EXERCISE:
Every entry below should be reproduced exactly; no picture is to be included.
++++++
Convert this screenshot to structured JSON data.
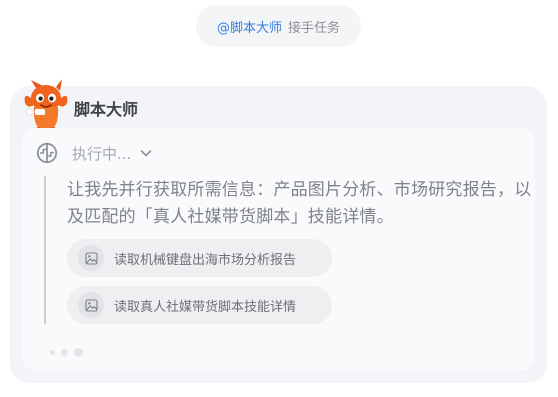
{
  "handoff": {
    "mention": "@脚本大师",
    "text": "接手任务"
  },
  "agent": {
    "name": "脚本大师",
    "avatar_icon": "orange-mascot-avatar"
  },
  "execution": {
    "status_icon": "brain-icon",
    "status_label": "执行中...",
    "expand_icon": "chevron-down-icon",
    "thought_text": "让我先并行获取所需信息：产品图片分析、市场研究报告，以及匹配的「真人社媒带货脚本」技能详情。",
    "tool_calls": [
      {
        "icon": "image-file-icon",
        "label": "读取机械键盘出海市场分析报告"
      },
      {
        "icon": "image-file-icon",
        "label": "读取真人社媒带货脚本技能详情"
      }
    ]
  },
  "colors": {
    "accent": "#2f7fe0",
    "avatar_orange": "#f0641e",
    "card_background": "#f3f4f7",
    "panel_background": "#f9fafc"
  }
}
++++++
PROBLEM SOLUTION:
Convert this screenshot to structured JSON data.
{
  "handoff": {
    "mention": "@脚本大师",
    "text": "接手任务"
  },
  "agent": {
    "name": "脚本大师",
    "avatar_icon": "orange-mascot-avatar"
  },
  "execution": {
    "status_icon": "brain-icon",
    "status_label": "执行中...",
    "expand_icon": "chevron-down-icon",
    "thought_text": "让我先并行获取所需信息：产品图片分析、市场研究报告，以及匹配的「真人社媒带货脚本」技能详情。",
    "tool_calls": [
      {
        "icon": "image-file-icon",
        "label": "读取机械键盘出海市场分析报告"
      },
      {
        "icon": "image-file-icon",
        "label": "读取真人社媒带货脚本技能详情"
      }
    ]
  },
  "colors": {
    "accent": "#2f7fe0",
    "avatar_orange": "#f0641e",
    "card_background": "#f3f4f7",
    "panel_background": "#f9fafc"
  }
}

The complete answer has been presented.